→ About this exercise: Scan the records below. Copy every line in which the word "description" appears.

→ Provided records:
◆ ◆ ◆

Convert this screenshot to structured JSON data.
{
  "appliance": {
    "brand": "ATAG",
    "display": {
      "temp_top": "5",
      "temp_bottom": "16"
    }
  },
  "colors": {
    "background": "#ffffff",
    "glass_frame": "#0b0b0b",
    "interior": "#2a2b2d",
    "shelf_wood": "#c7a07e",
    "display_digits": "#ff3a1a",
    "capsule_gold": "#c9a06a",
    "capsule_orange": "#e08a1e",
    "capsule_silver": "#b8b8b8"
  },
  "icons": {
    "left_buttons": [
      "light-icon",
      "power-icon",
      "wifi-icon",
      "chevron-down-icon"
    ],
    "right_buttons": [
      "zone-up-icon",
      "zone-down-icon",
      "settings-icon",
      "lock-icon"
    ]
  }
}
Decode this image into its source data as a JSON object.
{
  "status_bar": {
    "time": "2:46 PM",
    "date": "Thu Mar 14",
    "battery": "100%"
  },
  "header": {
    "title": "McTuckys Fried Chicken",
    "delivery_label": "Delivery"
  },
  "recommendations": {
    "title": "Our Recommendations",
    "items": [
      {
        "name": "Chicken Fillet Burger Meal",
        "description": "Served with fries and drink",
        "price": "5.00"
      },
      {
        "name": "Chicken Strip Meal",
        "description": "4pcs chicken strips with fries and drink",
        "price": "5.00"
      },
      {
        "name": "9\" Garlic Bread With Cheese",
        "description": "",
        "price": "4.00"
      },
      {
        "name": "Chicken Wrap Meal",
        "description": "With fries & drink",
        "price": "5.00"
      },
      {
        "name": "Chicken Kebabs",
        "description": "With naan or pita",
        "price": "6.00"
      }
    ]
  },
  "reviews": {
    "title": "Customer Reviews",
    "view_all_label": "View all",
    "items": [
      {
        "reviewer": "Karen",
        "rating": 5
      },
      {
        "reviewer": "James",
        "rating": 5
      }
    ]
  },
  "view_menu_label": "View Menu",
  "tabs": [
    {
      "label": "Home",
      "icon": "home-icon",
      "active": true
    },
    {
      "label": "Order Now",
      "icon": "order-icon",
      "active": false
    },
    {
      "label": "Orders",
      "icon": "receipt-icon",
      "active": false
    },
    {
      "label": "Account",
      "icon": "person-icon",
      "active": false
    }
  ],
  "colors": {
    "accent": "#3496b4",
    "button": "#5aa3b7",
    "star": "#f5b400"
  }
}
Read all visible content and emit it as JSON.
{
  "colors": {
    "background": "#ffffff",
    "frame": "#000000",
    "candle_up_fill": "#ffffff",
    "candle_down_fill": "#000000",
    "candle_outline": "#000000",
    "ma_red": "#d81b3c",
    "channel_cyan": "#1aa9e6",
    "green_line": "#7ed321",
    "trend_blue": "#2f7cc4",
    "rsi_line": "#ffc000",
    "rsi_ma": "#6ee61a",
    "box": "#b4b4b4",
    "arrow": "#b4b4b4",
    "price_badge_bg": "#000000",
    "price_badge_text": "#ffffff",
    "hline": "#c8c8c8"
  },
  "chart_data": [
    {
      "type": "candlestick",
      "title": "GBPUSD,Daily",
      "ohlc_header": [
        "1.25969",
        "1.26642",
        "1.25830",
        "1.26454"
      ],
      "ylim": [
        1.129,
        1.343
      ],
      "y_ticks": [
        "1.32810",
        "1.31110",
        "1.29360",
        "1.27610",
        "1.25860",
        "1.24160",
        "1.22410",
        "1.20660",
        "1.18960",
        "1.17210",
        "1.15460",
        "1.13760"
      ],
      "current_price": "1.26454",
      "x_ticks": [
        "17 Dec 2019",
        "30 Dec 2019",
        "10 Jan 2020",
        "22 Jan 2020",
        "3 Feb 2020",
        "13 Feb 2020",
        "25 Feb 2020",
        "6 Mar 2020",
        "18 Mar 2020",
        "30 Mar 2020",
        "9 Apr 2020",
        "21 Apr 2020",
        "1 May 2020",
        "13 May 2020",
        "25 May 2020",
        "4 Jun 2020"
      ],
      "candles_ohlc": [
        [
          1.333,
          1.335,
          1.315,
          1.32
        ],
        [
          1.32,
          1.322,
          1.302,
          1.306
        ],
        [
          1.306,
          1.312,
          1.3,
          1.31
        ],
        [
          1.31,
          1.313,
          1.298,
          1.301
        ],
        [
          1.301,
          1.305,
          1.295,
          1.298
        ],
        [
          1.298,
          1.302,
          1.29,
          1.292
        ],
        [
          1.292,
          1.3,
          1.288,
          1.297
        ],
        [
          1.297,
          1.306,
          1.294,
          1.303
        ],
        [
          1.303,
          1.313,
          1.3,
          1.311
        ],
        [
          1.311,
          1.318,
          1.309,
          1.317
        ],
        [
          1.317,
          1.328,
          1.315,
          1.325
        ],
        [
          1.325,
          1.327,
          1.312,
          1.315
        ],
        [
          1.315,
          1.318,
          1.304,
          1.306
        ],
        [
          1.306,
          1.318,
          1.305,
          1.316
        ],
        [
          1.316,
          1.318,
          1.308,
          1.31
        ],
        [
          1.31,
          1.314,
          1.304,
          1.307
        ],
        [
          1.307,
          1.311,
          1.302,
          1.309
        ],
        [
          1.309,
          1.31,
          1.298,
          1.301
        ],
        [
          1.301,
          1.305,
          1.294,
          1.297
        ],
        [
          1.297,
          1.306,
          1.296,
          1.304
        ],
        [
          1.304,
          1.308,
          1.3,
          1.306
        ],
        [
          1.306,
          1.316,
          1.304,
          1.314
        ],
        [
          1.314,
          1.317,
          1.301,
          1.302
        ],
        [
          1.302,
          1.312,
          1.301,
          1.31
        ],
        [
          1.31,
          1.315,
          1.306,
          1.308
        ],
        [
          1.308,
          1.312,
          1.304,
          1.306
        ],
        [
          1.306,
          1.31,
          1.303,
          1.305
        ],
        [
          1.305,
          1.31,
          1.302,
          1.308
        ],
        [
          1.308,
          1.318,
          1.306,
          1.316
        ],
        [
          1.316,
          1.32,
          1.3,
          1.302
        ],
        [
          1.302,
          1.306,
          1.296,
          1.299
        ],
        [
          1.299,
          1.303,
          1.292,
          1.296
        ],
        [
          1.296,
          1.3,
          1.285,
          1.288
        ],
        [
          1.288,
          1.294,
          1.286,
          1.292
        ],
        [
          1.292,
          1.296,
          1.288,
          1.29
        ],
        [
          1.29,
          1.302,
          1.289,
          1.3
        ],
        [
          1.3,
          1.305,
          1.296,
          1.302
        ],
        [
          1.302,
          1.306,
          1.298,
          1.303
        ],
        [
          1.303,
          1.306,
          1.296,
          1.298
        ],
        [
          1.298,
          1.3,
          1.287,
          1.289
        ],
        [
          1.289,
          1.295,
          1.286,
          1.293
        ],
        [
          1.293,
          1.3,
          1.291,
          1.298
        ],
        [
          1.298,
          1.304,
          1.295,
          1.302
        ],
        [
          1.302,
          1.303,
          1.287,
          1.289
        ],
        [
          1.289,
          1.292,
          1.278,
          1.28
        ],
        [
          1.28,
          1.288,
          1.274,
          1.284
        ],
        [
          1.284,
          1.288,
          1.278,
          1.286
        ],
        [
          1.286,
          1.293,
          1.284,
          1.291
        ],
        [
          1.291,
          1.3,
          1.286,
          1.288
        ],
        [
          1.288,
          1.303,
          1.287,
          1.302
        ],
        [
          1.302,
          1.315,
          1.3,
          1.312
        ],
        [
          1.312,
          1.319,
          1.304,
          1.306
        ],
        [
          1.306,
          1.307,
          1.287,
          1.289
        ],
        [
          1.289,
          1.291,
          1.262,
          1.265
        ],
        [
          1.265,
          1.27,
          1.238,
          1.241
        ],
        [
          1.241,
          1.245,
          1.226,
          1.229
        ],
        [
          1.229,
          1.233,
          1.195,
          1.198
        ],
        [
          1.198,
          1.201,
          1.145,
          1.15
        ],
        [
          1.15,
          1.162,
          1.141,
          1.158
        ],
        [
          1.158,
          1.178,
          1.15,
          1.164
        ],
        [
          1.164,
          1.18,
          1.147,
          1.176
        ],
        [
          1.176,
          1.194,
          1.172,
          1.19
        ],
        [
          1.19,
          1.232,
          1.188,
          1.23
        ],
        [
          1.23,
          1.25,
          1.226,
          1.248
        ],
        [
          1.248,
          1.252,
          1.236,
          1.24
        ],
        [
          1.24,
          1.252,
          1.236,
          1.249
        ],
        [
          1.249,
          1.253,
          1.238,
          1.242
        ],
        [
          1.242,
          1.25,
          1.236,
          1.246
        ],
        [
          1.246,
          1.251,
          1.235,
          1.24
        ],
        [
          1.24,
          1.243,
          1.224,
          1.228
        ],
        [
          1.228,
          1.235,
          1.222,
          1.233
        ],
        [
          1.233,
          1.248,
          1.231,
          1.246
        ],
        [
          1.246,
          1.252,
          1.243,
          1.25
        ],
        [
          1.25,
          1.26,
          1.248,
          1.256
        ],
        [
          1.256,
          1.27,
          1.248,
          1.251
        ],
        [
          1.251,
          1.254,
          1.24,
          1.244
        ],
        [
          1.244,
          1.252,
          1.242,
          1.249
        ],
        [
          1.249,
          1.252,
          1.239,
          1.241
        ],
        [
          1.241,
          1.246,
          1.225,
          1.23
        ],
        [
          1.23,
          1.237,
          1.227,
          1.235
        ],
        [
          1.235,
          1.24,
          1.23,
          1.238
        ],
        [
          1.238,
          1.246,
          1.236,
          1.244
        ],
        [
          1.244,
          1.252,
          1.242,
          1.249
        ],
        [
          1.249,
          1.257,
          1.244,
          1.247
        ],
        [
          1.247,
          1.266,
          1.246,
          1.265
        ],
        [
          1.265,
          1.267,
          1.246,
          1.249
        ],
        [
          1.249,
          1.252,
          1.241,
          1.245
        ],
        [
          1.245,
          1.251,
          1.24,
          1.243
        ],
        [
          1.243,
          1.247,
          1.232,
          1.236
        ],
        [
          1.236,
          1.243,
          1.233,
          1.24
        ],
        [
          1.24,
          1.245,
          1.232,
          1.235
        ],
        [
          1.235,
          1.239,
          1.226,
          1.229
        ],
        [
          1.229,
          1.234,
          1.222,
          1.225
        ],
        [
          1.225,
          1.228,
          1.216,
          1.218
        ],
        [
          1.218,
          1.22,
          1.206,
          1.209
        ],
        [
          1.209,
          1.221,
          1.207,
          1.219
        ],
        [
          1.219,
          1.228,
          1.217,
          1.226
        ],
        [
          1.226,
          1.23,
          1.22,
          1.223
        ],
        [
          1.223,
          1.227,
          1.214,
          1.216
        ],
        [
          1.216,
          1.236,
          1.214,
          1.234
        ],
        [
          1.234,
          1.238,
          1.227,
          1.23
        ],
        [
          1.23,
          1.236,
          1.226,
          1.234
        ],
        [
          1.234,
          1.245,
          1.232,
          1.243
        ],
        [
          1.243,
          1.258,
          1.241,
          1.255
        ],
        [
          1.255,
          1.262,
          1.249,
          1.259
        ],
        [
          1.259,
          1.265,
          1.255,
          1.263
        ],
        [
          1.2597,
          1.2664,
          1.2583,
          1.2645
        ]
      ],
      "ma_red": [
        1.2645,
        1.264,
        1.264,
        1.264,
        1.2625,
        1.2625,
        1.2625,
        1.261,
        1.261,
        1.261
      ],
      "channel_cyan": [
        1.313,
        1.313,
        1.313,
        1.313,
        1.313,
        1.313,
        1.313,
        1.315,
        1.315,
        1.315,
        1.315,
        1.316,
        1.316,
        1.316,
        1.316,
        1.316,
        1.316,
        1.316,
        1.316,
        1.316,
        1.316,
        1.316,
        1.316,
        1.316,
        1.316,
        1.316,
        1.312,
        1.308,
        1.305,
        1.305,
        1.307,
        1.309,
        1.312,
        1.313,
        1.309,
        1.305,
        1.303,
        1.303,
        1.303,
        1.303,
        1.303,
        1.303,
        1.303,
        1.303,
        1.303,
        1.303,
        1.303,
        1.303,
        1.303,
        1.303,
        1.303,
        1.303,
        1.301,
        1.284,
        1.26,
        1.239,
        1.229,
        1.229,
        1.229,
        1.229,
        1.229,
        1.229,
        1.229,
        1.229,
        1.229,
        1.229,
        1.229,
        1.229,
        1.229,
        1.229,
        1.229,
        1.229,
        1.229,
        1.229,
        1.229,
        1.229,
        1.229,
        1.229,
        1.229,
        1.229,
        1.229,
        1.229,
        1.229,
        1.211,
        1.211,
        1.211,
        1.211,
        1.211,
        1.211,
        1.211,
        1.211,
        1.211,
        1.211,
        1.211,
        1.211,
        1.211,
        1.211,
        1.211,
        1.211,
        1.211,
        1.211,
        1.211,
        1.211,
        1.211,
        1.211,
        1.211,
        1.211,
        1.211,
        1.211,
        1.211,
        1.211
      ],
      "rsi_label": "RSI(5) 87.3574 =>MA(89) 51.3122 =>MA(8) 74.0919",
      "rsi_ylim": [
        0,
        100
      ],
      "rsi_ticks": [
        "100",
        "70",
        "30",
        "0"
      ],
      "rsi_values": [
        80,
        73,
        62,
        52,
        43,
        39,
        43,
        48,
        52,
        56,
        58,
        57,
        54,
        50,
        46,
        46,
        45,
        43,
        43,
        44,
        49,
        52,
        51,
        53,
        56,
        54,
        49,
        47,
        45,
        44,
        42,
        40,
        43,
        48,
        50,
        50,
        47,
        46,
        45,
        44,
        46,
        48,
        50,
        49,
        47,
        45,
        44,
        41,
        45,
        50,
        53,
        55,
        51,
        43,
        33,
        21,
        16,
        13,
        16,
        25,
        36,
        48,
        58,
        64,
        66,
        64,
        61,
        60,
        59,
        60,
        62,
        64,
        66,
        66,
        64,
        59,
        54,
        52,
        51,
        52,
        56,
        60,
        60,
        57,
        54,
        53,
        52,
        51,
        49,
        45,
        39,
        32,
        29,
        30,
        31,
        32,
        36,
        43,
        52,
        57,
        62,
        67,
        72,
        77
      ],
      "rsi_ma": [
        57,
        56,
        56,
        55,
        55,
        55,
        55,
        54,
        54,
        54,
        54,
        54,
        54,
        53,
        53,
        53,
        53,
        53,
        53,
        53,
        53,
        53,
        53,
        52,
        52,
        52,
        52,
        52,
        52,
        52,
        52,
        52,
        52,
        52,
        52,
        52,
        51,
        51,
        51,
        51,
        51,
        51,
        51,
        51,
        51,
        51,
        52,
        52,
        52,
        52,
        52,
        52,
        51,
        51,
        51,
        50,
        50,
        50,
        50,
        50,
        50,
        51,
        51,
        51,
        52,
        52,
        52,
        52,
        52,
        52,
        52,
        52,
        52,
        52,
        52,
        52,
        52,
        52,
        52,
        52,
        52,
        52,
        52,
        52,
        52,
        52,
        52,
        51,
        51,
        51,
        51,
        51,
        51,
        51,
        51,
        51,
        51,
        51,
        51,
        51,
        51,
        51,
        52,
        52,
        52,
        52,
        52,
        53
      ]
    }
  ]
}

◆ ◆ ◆

→ Task solution:
        "description": "Served with fries and drink",
        "description": "4pcs chicken strips with fries and drink",
        "description": "",
        "description": "With fries & drink",
        "description": "With naan or pita",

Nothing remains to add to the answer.